Remember: When talking to or in front of law enforcement, anything you say can be used against you— don’t talk about your immigration status, citizenship, when or how you came to the US, or where you’re from.


What is an immigration or “ICE hold”?

A request from immigration asking the local jail to hold a person for extra time (after the criminal case allows for release) so that immigration can pick up the person and take them into immigration custody.


The TRUST Act protects you across California:

Under the TRUST Act, local police and sheriffs CANNOT hold you for immigration if you are arrested for or convicted of minor crimes - for example, most traffic offenses. And in many other cases, local law enforcement can only hold you if you have a conviction.


This is the law everywhere in California.


Many counties have even stronger policies:

All people have a basic right to due process. A federal court recently found that all immigration holds violate this right and may be unconstitutional.

Now, over 40 counties in California have entirely stopped detaining people for extra time on ICE holds.
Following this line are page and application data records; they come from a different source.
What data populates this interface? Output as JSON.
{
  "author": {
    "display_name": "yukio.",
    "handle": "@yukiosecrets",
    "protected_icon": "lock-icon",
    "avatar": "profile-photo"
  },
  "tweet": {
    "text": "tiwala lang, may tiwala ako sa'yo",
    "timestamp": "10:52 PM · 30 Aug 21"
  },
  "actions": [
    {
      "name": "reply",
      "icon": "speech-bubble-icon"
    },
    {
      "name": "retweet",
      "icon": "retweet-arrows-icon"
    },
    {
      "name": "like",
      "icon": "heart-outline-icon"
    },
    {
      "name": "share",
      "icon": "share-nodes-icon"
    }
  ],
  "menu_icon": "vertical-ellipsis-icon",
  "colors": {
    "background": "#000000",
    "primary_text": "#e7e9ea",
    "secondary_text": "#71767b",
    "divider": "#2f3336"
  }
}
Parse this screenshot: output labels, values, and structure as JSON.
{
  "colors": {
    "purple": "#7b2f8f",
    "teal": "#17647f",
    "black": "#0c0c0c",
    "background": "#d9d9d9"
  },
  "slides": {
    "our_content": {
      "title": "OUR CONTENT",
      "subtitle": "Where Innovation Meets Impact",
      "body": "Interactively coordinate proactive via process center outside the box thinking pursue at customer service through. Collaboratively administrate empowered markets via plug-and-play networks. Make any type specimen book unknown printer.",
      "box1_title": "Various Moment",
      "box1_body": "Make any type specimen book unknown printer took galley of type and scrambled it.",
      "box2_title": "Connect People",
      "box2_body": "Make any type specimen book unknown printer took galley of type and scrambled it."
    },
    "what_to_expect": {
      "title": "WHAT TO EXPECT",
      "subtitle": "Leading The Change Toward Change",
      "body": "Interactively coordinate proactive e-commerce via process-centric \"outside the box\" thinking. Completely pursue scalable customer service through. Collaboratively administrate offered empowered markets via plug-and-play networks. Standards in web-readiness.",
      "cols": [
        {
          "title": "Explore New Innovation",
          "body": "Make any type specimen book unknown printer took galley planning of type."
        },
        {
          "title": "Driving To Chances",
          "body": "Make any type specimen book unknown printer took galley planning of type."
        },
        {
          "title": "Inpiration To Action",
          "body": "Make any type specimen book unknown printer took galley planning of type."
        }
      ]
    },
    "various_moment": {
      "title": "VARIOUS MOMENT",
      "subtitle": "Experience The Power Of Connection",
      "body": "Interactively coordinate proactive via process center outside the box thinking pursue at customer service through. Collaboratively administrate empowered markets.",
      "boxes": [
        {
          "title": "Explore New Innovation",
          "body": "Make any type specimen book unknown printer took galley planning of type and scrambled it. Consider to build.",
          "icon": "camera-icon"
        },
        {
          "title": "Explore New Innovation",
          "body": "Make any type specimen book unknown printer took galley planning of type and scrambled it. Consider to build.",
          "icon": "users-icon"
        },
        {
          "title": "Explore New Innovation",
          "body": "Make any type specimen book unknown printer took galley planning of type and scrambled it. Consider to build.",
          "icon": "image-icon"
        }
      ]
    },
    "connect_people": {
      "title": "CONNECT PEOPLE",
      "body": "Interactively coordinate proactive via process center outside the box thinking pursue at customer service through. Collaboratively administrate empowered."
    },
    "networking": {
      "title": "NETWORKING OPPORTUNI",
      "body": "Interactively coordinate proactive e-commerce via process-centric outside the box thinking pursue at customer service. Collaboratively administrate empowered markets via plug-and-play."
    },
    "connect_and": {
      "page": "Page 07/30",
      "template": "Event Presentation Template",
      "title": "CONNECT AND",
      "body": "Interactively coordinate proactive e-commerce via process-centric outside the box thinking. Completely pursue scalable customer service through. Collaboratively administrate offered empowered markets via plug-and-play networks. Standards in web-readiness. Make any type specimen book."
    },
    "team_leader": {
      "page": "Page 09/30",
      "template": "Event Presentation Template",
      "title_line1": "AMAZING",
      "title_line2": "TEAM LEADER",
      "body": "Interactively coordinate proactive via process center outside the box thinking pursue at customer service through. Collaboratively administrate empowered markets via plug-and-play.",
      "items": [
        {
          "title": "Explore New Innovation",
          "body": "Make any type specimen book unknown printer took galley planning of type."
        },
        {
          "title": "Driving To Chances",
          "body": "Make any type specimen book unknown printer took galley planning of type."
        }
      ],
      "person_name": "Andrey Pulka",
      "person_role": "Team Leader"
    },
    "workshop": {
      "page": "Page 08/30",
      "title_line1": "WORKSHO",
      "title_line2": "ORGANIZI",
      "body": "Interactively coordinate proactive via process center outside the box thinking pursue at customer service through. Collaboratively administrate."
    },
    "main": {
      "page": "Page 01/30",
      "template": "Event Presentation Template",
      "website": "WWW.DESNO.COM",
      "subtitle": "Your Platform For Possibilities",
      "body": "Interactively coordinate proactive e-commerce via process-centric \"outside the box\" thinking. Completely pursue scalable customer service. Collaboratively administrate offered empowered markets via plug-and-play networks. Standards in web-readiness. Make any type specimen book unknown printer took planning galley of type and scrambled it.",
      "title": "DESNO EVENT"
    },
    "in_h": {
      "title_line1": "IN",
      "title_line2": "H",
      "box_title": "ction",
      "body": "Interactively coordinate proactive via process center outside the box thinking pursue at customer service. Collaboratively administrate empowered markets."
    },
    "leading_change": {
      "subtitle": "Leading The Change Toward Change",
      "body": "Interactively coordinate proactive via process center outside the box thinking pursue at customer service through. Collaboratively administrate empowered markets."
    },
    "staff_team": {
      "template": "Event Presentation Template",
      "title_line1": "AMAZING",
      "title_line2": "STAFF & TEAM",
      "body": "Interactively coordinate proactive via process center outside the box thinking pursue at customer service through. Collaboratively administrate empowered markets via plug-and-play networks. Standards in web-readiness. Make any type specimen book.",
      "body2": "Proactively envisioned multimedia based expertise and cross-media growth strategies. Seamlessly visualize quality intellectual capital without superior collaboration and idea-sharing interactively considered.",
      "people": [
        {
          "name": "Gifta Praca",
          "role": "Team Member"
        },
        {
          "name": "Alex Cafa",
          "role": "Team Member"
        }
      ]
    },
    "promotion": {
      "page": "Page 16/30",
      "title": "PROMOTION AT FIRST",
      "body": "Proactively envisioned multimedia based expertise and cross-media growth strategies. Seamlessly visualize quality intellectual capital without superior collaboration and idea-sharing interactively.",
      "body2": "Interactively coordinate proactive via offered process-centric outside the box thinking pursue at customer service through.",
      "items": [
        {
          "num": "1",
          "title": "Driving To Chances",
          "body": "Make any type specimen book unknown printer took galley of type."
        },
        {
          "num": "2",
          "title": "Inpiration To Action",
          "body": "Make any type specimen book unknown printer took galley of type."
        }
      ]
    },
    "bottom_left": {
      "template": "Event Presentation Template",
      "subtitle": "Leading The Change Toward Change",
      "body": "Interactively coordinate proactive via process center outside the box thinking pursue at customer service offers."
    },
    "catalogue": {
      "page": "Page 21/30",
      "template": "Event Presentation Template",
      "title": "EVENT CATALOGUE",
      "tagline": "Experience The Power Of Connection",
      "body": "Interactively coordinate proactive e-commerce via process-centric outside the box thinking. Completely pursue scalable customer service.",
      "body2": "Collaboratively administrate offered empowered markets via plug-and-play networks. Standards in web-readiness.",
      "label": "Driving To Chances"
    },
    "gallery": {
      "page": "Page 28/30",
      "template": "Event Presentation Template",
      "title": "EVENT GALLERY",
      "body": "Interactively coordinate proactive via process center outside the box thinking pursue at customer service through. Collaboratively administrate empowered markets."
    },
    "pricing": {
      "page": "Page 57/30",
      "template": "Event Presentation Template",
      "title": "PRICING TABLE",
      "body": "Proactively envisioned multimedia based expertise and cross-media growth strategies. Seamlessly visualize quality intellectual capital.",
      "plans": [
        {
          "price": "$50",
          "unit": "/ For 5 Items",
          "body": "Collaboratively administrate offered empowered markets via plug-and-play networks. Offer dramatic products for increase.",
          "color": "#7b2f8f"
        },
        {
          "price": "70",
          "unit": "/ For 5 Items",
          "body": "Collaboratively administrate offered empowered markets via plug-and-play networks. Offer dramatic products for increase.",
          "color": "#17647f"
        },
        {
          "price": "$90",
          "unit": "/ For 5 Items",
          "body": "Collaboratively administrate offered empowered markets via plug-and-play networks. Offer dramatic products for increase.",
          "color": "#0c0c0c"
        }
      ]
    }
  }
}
In these counties, you can only be turned over to ICE if the hold is signed by a judge and based on “probable cause” (reasonable evidence).



ICE holds violate the Fourth Amendment of the Constitution because they are not signed by a judge and are not based on a finding of probable cause (reasonable evidence) to authorize detention (holding you).

  • An ICE hold is not enough reason to hold you in a local jail.
  • If any local law enforcement agency - like the police or sheriff - detains you on an ICE hold without  probable cause issued by a judge they can be sued and they may have to pay you compensation.